\First time in St. Kitts (short for St. Christopher, I believe) – 317 nautical miles from Barbados). Another beautiful day. St. Kitts and Nevis make up one of the UK commonwealth countries. (Yes, they drive on the left side of the road like many of the other islands).
St. Kitts (Basseterre) from the ship
St. Kitts and Nevis
Today, we are tour again - “Essential St. Kitts” – a short afternoon tour, which works out well since I am scheduled for talk number 4 this afternoon. The tour took us briefly through Basseterre (pronounced “bahss-teer”) and then out along the Caribbean Coast. The bus passes a number of small fishing villages arriving at a scenic lookout
Ellen – Lookout
Our destination is Brimstone Hill Fortress National Park. Brimstone is a restored fortress originally designed to protect the island. It was built by slave labor and today it is National Park. It was declared a UNESCO World Heritage Site in 1999. The bus made its way up the windy road (I believe only one bus can get up there at a time).
The park has a small deli and a visitor’s center – otherwise, you are free to roam the grounds. It was pretty warm so Ellen stayed behind while I scaled the steps to the Citadel, the highest spot on the grounds. It was a tough walk only because the wind was directly in my face (like holding your head outside a speeding car).
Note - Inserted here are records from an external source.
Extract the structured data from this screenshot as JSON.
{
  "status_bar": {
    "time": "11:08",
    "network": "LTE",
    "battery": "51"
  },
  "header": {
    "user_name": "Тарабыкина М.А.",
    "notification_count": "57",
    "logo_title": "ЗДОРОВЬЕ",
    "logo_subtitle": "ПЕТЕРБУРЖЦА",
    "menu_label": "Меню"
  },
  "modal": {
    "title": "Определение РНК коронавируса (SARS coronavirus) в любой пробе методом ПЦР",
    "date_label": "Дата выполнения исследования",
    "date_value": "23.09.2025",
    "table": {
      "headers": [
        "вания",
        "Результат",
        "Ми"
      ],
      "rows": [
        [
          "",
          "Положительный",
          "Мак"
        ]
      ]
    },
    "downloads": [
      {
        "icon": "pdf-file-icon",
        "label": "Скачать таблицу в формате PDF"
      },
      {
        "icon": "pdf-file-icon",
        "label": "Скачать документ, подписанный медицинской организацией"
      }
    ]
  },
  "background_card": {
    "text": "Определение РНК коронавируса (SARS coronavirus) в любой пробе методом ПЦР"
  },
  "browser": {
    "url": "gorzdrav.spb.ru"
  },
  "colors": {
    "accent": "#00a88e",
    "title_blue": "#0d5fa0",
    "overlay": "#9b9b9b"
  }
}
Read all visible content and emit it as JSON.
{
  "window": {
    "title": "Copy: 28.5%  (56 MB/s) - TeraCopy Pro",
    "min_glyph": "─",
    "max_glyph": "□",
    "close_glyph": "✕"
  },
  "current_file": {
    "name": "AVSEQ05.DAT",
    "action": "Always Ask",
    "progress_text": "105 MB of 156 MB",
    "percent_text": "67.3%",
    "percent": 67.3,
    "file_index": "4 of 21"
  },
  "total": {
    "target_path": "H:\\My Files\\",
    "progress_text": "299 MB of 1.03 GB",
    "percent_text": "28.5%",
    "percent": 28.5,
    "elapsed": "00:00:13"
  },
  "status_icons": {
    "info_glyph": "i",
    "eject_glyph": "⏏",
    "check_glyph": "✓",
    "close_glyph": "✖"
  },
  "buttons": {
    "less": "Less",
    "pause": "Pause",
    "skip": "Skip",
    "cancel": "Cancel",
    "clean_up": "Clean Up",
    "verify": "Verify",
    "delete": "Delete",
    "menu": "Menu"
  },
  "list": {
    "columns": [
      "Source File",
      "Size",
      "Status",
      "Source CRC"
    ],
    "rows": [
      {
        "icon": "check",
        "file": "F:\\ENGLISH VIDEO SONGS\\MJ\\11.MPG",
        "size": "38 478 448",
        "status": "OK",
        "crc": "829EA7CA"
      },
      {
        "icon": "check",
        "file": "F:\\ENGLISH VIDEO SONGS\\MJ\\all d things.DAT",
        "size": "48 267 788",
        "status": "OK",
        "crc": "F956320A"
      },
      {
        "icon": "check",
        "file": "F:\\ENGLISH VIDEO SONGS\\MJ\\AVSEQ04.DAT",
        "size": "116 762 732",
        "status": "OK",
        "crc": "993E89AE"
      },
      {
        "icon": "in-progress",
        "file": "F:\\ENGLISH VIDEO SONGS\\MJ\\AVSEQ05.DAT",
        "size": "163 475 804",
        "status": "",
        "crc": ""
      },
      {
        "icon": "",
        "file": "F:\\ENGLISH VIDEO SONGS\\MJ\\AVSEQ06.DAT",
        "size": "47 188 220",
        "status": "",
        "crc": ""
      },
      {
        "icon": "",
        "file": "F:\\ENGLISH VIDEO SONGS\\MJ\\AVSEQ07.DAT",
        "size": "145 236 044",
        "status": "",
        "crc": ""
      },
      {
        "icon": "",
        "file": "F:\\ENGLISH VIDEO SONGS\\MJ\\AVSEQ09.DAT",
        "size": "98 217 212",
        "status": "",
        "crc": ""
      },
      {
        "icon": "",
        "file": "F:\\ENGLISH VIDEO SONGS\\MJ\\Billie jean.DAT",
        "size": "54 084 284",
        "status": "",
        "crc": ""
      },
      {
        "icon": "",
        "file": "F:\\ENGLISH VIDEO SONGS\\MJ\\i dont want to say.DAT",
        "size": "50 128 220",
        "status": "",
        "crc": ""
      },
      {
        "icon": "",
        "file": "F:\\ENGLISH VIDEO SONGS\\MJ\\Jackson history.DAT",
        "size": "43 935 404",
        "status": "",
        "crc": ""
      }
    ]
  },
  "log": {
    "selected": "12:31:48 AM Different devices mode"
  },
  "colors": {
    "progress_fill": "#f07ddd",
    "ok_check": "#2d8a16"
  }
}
The long walk up
The Citadel at Brimstone Hill Fortress
The Citadel contains a courtyard looking into several rooms once used by the soldiers stationed here. It also has a number of cannons aimed out over the Caribbean. From the top, you can see everything including a nearby island.
Cannons and Island in the distance
Caribbean Coastline and Island
Looking back down toward the visitor’s center, I played “Where’s Ellen?” – Can you spot her?
Being hot and humid, it was time to try one of the local beers – this time is was Caribe (named after the indigenous people decimated by the Spanish Explorers)
Beating the heat with Caribe Beer
After the bus barely squeezed through the archway out of the Brimstone National Park, we drove a little inland to the Romney Manor. Romney Manor was originally owned by Samuel Jefferson, the great great great grandfather of Thomas Jefferson, and run as a sugar plantation.
Sugar Processing Equipment at Romney Manor
Today, it consists of beautiful grounds and a showplace for native fabric manufacture (Batik). One special tree is the Saman Tree, which is 350 years old.
Romney Manor is also home to Caribelle Batik, a company that specializes in unique designs and a time tested method of dyeing cotton.
Batik cloth drying in background
This was the last stop and the bus headed back to the pier. It was an interesting and picturesque excursion.
Talk number 4 - “DNA Testing: Secrets of the Royal Families” was scheduled at 4:30 PM in Celebrity Central. Since the ship pushed at 4:00 PM, this time slot didn’t give people much time to get back on the ship, get cleaned up, and into the talk. When I arrived, there were just about 10 people. By the time the talk started, about 175 attendees filled the place. The talk went well – the audience was engaged.
After the talk, off to dinner at the Silhouette Dining Room. We caught Max later in the evening.